When my sister’s nieces saw the panda beanie they had their own idea for a take on this little project: Froggy Hats. Using the same pattern I did for my panda hat, only scaled down somewhat and with smaller needles and worsted weight yarn, I whipped up two little green hats with earflaps for a pair of toddlers. For the eyes I knit two 2 inch by 3 inch ovals and folded them in half then attached them to the tops of the beanies. I just free-handed the embroidery for the eyeballs and mouth with dark brown yarn, and braided the green tails from my cast-on with two strands of brown to make the chin ties. I couldn’t be there to see the girls in them myself, but their mom sent me this adorable picture on New Years.

Christmas Catch Up

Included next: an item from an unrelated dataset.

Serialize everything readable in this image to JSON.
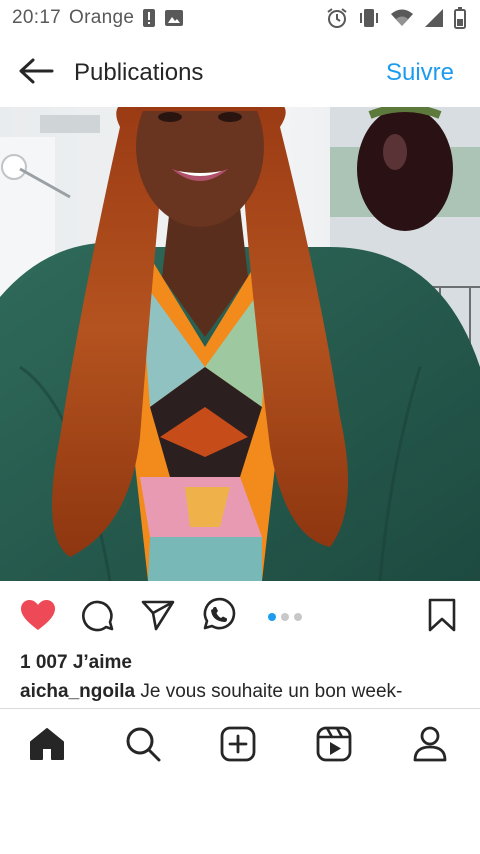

Now that all of my homemade gifts have made it out from under the tree, it’s time to get caught up on some of my more recent messes! While many of them managed to make it out the door before I remembered to photograph them, I did make note of some of the particularly messy ones like this “snowball” glitter ornament. 


Using clear glass ornaments from Michaels (plastic would have worked too). I coated each ornament with white glue using a 2” paintbrush. Then covered thoroughly with white glitter. While it dried I rigged a makeshift drying rack from a plastic fork, a ball of yarn, and a cup. 
After half an hour, when the glue was dry I sealed the glitter with hairspray (yes, just like make-up on prom night) and allowed it to dry 2 hours longer before reattaching the ornament hanger and wrapping it up for Mom.